|Stresses the objective reality of societal facts.||Assumes people have the power to shape their world. Thus, it’s more subjective.|
|Example: An exploration of the impact of playing video games on high school students’ academic performance at the national level.||Example: a study of how high school students in a specific school interact with each other when playing video games.|
Should I use microsociology or macrosociology?
Macrosociology and microsociology are two different levels of analysis that help us make sense of society. One is not “better” than the other. They simply answer different questions

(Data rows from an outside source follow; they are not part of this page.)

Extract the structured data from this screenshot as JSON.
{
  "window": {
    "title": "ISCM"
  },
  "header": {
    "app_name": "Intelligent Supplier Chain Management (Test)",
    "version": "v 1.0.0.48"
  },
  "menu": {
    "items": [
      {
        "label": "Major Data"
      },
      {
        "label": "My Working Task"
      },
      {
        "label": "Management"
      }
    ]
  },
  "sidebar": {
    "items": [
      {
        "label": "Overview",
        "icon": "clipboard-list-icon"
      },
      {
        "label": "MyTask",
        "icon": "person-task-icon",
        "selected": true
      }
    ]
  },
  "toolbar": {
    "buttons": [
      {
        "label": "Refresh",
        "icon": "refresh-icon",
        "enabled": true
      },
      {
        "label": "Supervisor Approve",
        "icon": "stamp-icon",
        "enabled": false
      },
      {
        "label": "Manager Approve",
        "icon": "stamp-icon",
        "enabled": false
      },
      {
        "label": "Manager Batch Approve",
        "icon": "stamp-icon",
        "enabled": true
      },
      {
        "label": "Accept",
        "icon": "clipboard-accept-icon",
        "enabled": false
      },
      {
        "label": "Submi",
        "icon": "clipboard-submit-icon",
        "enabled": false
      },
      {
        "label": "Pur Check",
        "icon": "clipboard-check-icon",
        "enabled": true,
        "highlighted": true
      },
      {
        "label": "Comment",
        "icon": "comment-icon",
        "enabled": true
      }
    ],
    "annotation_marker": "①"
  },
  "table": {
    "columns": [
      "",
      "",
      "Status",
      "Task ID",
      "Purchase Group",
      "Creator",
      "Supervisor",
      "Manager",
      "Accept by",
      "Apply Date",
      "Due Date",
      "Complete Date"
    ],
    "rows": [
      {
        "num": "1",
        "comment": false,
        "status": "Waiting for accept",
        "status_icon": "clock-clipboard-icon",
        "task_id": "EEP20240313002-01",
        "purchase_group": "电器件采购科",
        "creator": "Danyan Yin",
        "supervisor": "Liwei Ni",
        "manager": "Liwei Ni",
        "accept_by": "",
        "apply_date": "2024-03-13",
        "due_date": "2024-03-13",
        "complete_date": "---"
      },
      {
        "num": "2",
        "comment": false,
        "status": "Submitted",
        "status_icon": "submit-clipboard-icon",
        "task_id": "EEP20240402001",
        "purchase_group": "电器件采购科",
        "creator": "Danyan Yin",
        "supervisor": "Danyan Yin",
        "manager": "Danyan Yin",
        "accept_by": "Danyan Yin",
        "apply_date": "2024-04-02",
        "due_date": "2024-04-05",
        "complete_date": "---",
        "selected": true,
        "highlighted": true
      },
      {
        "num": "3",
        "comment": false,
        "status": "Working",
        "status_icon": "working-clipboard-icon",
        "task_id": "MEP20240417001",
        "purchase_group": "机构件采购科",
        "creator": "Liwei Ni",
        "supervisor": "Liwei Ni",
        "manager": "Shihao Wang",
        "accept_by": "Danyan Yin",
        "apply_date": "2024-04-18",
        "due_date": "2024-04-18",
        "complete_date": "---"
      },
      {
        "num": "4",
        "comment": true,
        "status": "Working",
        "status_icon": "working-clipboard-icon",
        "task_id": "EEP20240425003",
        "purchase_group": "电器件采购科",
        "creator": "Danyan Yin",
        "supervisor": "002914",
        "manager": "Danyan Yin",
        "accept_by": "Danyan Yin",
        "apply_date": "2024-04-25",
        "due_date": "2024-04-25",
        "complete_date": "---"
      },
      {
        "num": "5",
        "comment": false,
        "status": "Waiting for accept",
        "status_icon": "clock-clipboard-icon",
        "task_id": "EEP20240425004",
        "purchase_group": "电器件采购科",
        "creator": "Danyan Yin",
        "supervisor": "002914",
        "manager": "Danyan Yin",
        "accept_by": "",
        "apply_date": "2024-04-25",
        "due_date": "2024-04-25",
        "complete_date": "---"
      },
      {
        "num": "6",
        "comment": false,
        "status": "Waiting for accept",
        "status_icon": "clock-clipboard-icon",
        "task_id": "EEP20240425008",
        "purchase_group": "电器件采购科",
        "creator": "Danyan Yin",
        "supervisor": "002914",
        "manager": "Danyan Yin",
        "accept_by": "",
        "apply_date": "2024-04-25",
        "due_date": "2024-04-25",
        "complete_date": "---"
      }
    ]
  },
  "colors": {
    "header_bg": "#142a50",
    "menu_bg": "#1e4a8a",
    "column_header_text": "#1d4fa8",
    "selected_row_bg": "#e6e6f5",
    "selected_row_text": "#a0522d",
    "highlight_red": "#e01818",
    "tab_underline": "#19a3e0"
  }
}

In the past they used to be seen as conflicting approaches. But since the 1980s, scholars have tried to bridge the divide. They did so by offering a theoretical synthesis of the two.
The truth is that one complements the other. As Fuchs (1989, p. 169) puts it, “micro- and macrosociology should peacefully coexist as equally legitimate ways to make sense of different aspects of social reality”.
This is because, using these two levels of analysis, sociologists can better understand how people interact with and within larger societal systems.
Example of combining methods from microsociology with Macrosociology
A great example of building macro-micro connections is the work of Juliet Schor’s (1988), discussed earlier. Schor wants to show the social dynamics behind American consumerism.
She does so through historical and statistical analysis. But she also carries out interviews and focus groups with American consumers—a method used widely in microsociology.
This helps her make insightful connections between social theory, historical patterns, and individual perceptions of their lives.
Macrosociology looks for trends and patterns reproduced over long periods. In this way, it seeks to shed light on how the “bigger picture” influences the lives of people and small groups.
It does not use specific individuals and their relationships as the research question. Instead, it examines the way cultures, social institutions, systems, and seminal historical events (e.g., war, famine) that make our world. These exist on a scale far greater than what can be understood from an analysis of interactions.
Building macro-micro connections is precious to reach a robust and nuanced understanding of our society.
Boatca, M. (2007). “Macrosociology,” in The Blackwell Encyclopedia of Sociology. Edited by George Ritzer. Malden, MA; Oxford: Blackwell Pub, pp.1-5.
Durkheim, E. (1964). The division of labor in society. Translated by George Simpson. New York:MacMillan.
Feagin, J. (2006). Systemic Racism: A theory of opression. Hoboken: Routledge.
Fuchs, S. (1989). On the Microfoundations of Macrosociology: A Critique of Microsociological Reductionism. Sociological Perspectives, 32(2), pp. 169–182.
Schor, J. (1998). The overspent American: Upscaling, downshifting, and the new consumer. New York: Basic Books.
Weber, M. (1978). The protestant ethic and the spirit of capitalism. Translated by Talcott Parsons. London: Allen & Unwin.
Dr. Chris Drew is the founder of the Helpful Professor. He holds a PhD in education and has published over 20 articles in scholarly journals. He is the former editor of the Journal of Learning Development in Higher Education.